Scan the entries below, and for each line that includes the word "true", make a copy.
Given data: Begin
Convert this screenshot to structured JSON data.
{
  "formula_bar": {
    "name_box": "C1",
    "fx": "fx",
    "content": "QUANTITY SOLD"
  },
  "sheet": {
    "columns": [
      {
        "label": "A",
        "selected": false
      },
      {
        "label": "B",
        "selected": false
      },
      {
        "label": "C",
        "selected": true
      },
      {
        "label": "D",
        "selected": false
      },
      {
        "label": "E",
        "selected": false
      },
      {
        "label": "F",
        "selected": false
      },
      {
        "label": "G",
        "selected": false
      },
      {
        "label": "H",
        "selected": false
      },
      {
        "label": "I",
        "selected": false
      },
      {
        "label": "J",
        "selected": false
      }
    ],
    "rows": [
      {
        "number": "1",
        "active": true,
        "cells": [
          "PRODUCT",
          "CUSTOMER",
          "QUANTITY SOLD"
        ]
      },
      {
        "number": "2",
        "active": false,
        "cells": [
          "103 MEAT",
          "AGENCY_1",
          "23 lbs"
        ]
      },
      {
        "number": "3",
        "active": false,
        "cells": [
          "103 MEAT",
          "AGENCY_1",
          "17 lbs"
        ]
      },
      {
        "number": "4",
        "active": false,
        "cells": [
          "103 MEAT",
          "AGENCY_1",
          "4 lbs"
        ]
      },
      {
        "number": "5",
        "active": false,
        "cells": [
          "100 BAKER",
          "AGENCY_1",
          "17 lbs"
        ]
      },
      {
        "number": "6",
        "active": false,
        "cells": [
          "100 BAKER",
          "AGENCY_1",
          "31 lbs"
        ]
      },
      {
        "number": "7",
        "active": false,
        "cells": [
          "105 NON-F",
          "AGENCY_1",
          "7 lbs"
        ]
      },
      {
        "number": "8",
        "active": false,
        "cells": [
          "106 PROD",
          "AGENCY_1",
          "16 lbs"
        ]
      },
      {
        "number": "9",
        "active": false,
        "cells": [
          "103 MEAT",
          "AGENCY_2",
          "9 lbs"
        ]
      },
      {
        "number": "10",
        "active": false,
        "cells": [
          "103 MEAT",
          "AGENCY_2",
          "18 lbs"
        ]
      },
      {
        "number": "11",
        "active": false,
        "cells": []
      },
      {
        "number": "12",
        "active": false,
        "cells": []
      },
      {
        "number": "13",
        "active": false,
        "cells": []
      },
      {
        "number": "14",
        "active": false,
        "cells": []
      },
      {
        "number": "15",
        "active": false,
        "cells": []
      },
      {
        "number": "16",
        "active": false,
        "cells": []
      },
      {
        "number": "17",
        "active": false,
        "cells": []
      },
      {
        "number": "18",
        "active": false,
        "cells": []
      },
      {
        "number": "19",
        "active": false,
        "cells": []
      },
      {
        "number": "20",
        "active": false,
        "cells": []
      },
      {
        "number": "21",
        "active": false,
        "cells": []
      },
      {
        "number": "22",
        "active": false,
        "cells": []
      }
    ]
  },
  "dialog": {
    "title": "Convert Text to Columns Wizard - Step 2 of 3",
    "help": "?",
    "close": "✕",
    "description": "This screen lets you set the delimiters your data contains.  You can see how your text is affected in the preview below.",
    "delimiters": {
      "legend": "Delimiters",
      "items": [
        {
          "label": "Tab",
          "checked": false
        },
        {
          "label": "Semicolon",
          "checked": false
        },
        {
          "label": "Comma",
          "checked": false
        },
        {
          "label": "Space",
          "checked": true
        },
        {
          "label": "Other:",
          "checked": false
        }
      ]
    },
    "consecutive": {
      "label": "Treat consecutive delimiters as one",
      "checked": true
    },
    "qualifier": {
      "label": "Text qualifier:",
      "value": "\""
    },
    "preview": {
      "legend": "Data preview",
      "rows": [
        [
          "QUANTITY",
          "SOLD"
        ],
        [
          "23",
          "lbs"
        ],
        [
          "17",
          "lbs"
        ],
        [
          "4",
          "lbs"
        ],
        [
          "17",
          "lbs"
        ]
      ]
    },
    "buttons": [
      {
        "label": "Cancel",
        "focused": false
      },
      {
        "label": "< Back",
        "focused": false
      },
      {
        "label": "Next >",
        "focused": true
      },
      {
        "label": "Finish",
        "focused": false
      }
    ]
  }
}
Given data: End
- Reply to the task -
        "selected": true
        "active": true,
          "checked": true
      "checked": true
        "focused": true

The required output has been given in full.